■ What you will do ■
From the first entry to the last, copy each one exactly.

■ Data supplied ■
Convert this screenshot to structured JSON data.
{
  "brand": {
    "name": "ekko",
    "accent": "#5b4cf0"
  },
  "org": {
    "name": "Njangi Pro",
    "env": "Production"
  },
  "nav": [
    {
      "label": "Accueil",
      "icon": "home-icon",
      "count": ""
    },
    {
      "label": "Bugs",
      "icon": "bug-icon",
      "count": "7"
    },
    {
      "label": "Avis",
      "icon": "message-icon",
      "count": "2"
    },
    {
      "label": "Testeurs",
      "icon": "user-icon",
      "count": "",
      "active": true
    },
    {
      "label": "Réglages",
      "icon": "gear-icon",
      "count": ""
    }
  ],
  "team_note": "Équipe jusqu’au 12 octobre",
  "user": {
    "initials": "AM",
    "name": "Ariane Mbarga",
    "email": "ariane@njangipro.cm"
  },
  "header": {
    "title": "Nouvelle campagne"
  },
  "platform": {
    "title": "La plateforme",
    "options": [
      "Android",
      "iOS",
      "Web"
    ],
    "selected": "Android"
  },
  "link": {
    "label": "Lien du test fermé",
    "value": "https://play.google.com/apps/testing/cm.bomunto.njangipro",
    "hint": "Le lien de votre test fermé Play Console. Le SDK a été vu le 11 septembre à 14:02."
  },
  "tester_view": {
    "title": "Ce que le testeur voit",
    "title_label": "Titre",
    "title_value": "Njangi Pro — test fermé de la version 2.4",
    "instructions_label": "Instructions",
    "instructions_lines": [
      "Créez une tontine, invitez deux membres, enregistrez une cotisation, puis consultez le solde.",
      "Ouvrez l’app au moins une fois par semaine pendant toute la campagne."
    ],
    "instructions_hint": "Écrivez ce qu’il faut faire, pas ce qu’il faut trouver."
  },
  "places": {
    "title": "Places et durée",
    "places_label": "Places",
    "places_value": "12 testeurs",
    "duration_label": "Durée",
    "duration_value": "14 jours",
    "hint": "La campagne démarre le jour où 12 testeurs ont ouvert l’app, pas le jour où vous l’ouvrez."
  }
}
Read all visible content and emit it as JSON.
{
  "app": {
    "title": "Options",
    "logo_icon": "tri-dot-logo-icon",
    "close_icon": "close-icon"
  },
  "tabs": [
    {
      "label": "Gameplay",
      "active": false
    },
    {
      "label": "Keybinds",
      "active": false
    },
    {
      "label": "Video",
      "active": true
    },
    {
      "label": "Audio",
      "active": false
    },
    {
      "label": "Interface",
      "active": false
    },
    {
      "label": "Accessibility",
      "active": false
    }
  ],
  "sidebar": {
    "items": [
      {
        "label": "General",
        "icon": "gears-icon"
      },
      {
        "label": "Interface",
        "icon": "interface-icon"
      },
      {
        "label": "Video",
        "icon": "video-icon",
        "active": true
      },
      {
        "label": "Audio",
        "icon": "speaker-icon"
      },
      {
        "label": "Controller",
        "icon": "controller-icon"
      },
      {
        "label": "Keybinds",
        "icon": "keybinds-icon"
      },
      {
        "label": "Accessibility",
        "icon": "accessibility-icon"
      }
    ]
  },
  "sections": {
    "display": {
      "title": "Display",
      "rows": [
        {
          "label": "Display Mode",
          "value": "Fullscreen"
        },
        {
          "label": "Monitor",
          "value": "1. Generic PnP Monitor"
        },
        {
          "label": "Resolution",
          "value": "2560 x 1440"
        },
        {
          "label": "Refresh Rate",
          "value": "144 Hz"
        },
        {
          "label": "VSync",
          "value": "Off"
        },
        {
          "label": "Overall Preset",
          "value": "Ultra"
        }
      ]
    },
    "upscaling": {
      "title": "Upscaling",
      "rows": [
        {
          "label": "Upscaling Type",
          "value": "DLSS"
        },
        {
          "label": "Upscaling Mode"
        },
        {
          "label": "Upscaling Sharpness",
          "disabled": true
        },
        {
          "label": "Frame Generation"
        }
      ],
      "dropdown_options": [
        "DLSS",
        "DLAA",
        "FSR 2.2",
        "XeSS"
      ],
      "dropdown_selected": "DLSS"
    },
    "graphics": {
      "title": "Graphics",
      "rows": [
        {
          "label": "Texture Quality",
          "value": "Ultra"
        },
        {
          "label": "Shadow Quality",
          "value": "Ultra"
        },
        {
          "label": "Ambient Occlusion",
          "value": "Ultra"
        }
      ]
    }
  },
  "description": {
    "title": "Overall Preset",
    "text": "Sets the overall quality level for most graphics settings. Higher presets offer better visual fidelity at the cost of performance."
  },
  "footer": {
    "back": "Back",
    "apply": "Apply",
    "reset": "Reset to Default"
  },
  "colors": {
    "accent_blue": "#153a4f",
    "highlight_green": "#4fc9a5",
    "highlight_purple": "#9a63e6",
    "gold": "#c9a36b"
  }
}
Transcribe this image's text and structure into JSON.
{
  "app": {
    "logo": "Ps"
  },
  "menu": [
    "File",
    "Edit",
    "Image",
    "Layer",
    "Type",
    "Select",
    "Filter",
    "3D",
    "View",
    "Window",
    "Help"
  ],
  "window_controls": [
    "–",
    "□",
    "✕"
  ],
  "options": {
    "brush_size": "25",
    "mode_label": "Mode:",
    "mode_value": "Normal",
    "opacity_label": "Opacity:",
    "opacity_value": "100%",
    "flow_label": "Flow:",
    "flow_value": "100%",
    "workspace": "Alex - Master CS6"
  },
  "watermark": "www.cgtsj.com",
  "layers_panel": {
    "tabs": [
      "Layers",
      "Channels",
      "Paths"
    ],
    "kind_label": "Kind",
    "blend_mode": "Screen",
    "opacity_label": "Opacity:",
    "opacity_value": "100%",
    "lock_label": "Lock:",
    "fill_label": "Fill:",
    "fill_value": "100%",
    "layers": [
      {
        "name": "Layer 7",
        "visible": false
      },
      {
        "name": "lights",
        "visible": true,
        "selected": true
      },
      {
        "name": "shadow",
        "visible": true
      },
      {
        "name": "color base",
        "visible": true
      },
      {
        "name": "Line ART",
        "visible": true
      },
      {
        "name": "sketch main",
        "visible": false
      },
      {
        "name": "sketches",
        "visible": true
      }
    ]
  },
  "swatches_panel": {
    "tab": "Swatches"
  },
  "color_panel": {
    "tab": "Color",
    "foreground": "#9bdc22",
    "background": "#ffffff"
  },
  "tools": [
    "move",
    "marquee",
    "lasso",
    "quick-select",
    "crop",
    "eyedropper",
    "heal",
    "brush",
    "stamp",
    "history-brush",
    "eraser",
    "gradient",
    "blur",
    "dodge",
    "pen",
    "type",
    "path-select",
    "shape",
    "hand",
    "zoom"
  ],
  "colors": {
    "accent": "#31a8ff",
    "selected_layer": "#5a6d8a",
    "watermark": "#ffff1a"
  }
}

■ Result for this exercise ■
Convert this screenshot to structured JSON data.
{
  "brand": {
    "name": "ekko",
    "accent": "#5b4cf0"
  },
  "org": {
    "name": "Njangi Pro",
    "env": "Production"
  },
  "nav": [
    {
      "label": "Accueil",
      "icon": "home-icon",
      "count": ""
    },
    {
      "label": "Bugs",
      "icon": "bug-icon",
      "count": "7"
    },
    {
      "label": "Avis",
      "icon": "message-icon",
      "count": "2"
    },
    {
      "label": "Testeurs",
      "icon": "user-icon",
      "count": "",
      "active": true
    },
    {
      "label": "Réglages",
      "icon": "gear-icon",
      "count": ""
    }
  ],
  "team_note": "Équipe jusqu’au 12 octobre",
  "user": {
    "initials": "AM",
    "name": "Ariane Mbarga",
    "email": "ariane@njangipro.cm"
  },
  "header": {
    "title": "Nouvelle campagne"
  },
  "platform": {
    "title": "La plateforme",
    "options": [
      "Android",
      "iOS",
      "Web"
    ],
    "selected": "Android"
  },
  "link": {
    "label": "Lien du test fermé",
    "value": "https://play.google.com/apps/testing/cm.bomunto.njangipro",
    "hint": "Le lien de votre test fermé Play Console. Le SDK a été vu le 11 septembre à 14:02."
  },
  "tester_view": {
    "title": "Ce que le testeur voit",
    "title_label": "Titre",
    "title_value": "Njangi Pro — test fermé de la version 2.4",
    "instructions_label": "Instructions",
    "instructions_lines": [
      "Créez une tontine, invitez deux membres, enregistrez une cotisation, puis consultez le solde.",
      "Ouvrez l’app au moins une fois par semaine pendant toute la campagne."
    ],
    "instructions_hint": "Écrivez ce qu’il faut faire, pas ce qu’il faut trouver."
  },
  "places": {
    "title": "Places et durée",
    "places_label": "Places",
    "places_value": "12 testeurs",
    "duration_label": "Durée",
    "duration_value": "14 jours",
    "hint": "La campagne démarre le jour où 12 testeurs ont ouvert l’app, pas le jour où vous l’ouvrez."
  }
}
Read all visible content and emit it as JSON.
{
  "app": {
    "title": "Options",
    "logo_icon": "tri-dot-logo-icon",
    "close_icon": "close-icon"
  },
  "tabs": [
    {
      "label": "Gameplay",
      "active": false
    },
    {
      "label": "Keybinds",
      "active": false
    },
    {
      "label": "Video",
      "active": true
    },
    {
      "label": "Audio",
      "active": false
    },
    {
      "label": "Interface",
      "active": false
    },
    {
      "label": "Accessibility",
      "active": false
    }
  ],
  "sidebar": {
    "items": [
      {
        "label": "General",
        "icon": "gears-icon"
      },
      {
        "label": "Interface",
        "icon": "interface-icon"
      },
      {
        "label": "Video",
        "icon": "video-icon",
        "active": true
      },
      {
        "label": "Audio",
        "icon": "speaker-icon"
      },
      {
        "label": "Controller",
        "icon": "controller-icon"
      },
      {
        "label": "Keybinds",
        "icon": "keybinds-icon"
      },
      {
        "label": "Accessibility",
        "icon": "accessibility-icon"
      }
    ]
  },
  "sections": {
    "display": {
      "title": "Display",
      "rows": [
        {
          "label": "Display Mode",
          "value": "Fullscreen"
        },
        {
          "label": "Monitor",
          "value": "1. Generic PnP Monitor"
        },
        {
          "label": "Resolution",
          "value": "2560 x 1440"
        },
        {
          "label": "Refresh Rate",
          "value": "144 Hz"
        },
        {
          "label": "VSync",
          "value": "Off"
        },
        {
          "label": "Overall Preset",
          "value": "Ultra"
        }
      ]
    },
    "upscaling": {
      "title": "Upscaling",
      "rows": [
        {
          "label": "Upscaling Type",
          "value": "DLSS"
        },
        {
          "label": "Upscaling Mode"
        },
        {
          "label": "Upscaling Sharpness",
          "disabled": true
        },
        {
          "label": "Frame Generation"
        }
      ],
      "dropdown_options": [
        "DLSS",
        "DLAA",
        "FSR 2.2",
        "XeSS"
      ],
      "dropdown_selected": "DLSS"
    },
    "graphics": {
      "title": "Graphics",
      "rows": [
        {
          "label": "Texture Quality",
          "value": "Ultra"
        },
        {
          "label": "Shadow Quality",
          "value": "Ultra"
        },
        {
          "label": "Ambient Occlusion",
          "value": "Ultra"
        }
      ]
    }
  },
  "description": {
    "title": "Overall Preset",
    "text": "Sets the overall quality level for most graphics settings. Higher presets offer better visual fidelity at the cost of performance."
  },
  "footer": {
    "back": "Back",
    "apply": "Apply",
    "reset": "Reset to Default"
  },
  "colors": {
    "accent_blue": "#153a4f",
    "highlight_green": "#4fc9a5",
    "highlight_purple": "#9a63e6",
    "gold": "#c9a36b"
  }
}
Transcribe this image's text and structure into JSON.
{
  "app": {
    "logo": "Ps"
  },
  "menu": [
    "File",
    "Edit",
    "Image",
    "Layer",
    "Type",
    "Select",
    "Filter",
    "3D",
    "View",
    "Window",
    "Help"
  ],
  "window_controls": [
    "–",
    "□",
    "✕"
  ],
  "options": {
    "brush_size": "25",
    "mode_label": "Mode:",
    "mode_value": "Normal",
    "opacity_label": "Opacity:",
    "opacity_value": "100%",
    "flow_label": "Flow:",
    "flow_value": "100%",
    "workspace": "Alex - Master CS6"
  },
  "watermark": "www.cgtsj.com",
  "layers_panel": {
    "tabs": [
      "Layers",
      "Channels",
      "Paths"
    ],
    "kind_label": "Kind",
    "blend_mode": "Screen",
    "opacity_label": "Opacity:",
    "opacity_value": "100%",
    "lock_label": "Lock:",
    "fill_label": "Fill:",
    "fill_value": "100%",
    "layers": [
      {
        "name": "Layer 7",
        "visible": false
      },
      {
        "name": "lights",
        "visible": true,
        "selected": true
      },
      {
        "name": "shadow",
        "visible": true
      },
      {
        "name": "color base",
        "visible": true
      },
      {
        "name": "Line ART",
        "visible": true
      },
      {
        "name": "sketch main",
        "visible": false
      },
      {
        "name": "sketches",
        "visible": true
      }
    ]
  },
  "swatches_panel": {
    "tab": "Swatches"
  },
  "color_panel": {
    "tab": "Color",
    "foreground": "#9bdc22",
    "background": "#ffffff"
  },
  "tools": [
    "move",
    "marquee",
    "lasso",
    "quick-select",
    "crop",
    "eyedropper",
    "heal",
    "brush",
    "stamp",
    "history-brush",
    "eraser",
    "gradient",
    "blur",
    "dodge",
    "pen",
    "type",
    "path-select",
    "shape",
    "hand",
    "zoom"
  ],
  "colors": {
    "accent": "#31a8ff",
    "selected_layer": "#5a6d8a",
    "watermark": "#ffff1a"
  }
}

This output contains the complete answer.